Rapid Decline of Liver Stiffness Following Alcohol Withdrawal in Heavy Drinkers
Version of Record online: 8 MAR 2012
Copyright © 2012 by the Research Society on Alcoholism
Alcoholism: Clinical and Experimental Research
Volume 36, Issue 8, pages 1407–1411, August 2012
How to Cite
Trabut, J.-B., Thépot, V., Nalpas, B., Lavielle, B., Cosconea, S., Corouge, M., Vallet-Pichard, A., Fontaine, H., Mallet, V., Sogni, P. and Pol, S. (2012), Rapid Decline of Liver Stiffness Following Alcohol Withdrawal in Heavy Drinkers. Alcoholism: Clinical and Experimental Research, 36: 1407–1411. doi: 10.1111/j.1530-0277.2012.01737.x
- Issue online: 1 AUG 2012
- Version of Record online: 8 MAR 2012
- Manuscript Accepted: 5 DEC 2011
- Manuscript Received: 3 AUG 2011
- Alcoholic Liver Disease;
- Liver Stiffness;
- Alcohol Withdrawal
Measurement of liver stiffness (LS) using real-time elastography appears as a promising tool to evaluate the severity of chronic liver diseases. Previous studies in patients with alcoholic liver disease have suggested that fibrosis was the only histological parameter to influence LS. To challenge this hypothesis, we have prospectively tested the short-term impact of alcohol withdrawal on LS value.
Patients hospitalized for alcohol withdrawal in our Liver and Addiction Unit between 2007 and 2010 had an LS determination at entry (D0) and 7 days after alcohol withdrawal (D7). LS value was given as the median of 10 measurements performed with a FibroScan® device. For a given patient, variation of LS was considered as significant when the comparison of the 10 measurements at D0 and at D7 yielded a p-value under 0.05 (Wilcoxon test).

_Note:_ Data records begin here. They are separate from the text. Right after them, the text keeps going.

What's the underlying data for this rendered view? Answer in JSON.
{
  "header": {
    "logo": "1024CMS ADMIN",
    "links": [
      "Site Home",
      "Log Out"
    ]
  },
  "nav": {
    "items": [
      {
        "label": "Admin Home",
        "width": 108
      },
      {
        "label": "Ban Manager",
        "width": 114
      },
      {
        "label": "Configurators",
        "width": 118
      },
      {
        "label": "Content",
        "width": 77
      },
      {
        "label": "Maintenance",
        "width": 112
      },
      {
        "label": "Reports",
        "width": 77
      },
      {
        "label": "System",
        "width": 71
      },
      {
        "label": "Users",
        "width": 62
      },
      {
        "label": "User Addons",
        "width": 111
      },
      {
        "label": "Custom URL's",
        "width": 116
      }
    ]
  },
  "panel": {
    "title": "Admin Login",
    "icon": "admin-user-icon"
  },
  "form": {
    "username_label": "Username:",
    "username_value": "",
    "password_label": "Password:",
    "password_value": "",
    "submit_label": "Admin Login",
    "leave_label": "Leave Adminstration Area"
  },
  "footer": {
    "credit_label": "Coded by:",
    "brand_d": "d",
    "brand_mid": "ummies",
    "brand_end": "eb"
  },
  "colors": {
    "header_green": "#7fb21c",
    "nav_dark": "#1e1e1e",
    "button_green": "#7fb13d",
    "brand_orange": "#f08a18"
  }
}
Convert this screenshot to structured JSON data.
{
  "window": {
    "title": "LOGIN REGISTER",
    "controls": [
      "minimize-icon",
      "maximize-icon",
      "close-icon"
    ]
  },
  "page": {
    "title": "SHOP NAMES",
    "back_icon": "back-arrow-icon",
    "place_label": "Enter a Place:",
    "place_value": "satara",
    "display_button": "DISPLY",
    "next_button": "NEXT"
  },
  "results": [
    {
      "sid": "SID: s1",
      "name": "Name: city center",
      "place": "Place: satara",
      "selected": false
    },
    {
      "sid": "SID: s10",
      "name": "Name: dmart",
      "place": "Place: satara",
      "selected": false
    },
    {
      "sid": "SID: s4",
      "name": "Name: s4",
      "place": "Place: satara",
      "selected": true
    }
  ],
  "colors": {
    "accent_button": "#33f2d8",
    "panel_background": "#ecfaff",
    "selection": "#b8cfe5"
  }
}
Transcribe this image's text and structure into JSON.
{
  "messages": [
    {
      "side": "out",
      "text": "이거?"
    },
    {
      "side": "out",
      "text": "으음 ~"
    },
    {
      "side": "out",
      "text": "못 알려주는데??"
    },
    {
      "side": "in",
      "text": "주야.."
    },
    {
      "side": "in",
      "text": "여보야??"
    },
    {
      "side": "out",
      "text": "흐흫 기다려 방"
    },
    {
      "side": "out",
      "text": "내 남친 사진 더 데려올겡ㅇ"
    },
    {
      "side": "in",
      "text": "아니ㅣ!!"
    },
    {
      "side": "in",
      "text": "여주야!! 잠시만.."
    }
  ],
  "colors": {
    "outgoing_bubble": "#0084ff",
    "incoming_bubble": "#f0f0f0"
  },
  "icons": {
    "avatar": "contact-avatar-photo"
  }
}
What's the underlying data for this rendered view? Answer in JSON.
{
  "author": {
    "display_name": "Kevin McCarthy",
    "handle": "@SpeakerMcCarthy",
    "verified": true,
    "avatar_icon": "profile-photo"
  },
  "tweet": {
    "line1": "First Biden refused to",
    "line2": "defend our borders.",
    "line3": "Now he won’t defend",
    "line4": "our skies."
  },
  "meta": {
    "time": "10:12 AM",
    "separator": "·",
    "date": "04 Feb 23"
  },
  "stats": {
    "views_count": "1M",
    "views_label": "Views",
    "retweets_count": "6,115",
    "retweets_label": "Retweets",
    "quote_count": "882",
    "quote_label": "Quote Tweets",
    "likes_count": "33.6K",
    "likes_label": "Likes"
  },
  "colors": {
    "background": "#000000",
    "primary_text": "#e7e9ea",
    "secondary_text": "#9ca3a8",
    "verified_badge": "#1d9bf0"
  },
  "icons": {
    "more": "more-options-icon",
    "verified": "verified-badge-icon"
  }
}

One hundred and thirty-seven patients were included in the study (median alcohol consumption: 150 g/d; hepatitis C: n = 21 [15.6%]). Considering all patients, median LS value decreased from 7.2 to 6.1 kPa between D0 and D7 (p = 0.00001, paired Wilcoxon test). LS decreased significantly in 62 patients (45.3%), and there was a reduction in the estimated stage of fibrosis in 32 (23.3%). LS increased significantly in 16 patients (11.7%). Subgroup analyses revealed that the decrease in LS was still significant in patients with or without hepatitis C infection, and aspartate transaminase level below or above 100 UI/l.
LS decreases significantly in nearly half of heavy drinkers after only 7 days of abstinence. This result strongly suggests that nonfibrotic lesions (such as the presence of alcoholic hepatitis) may influence LS. From a practical point of view, it also shows that variation of alcohol consumption must be taken into account for the interpretation of LS value.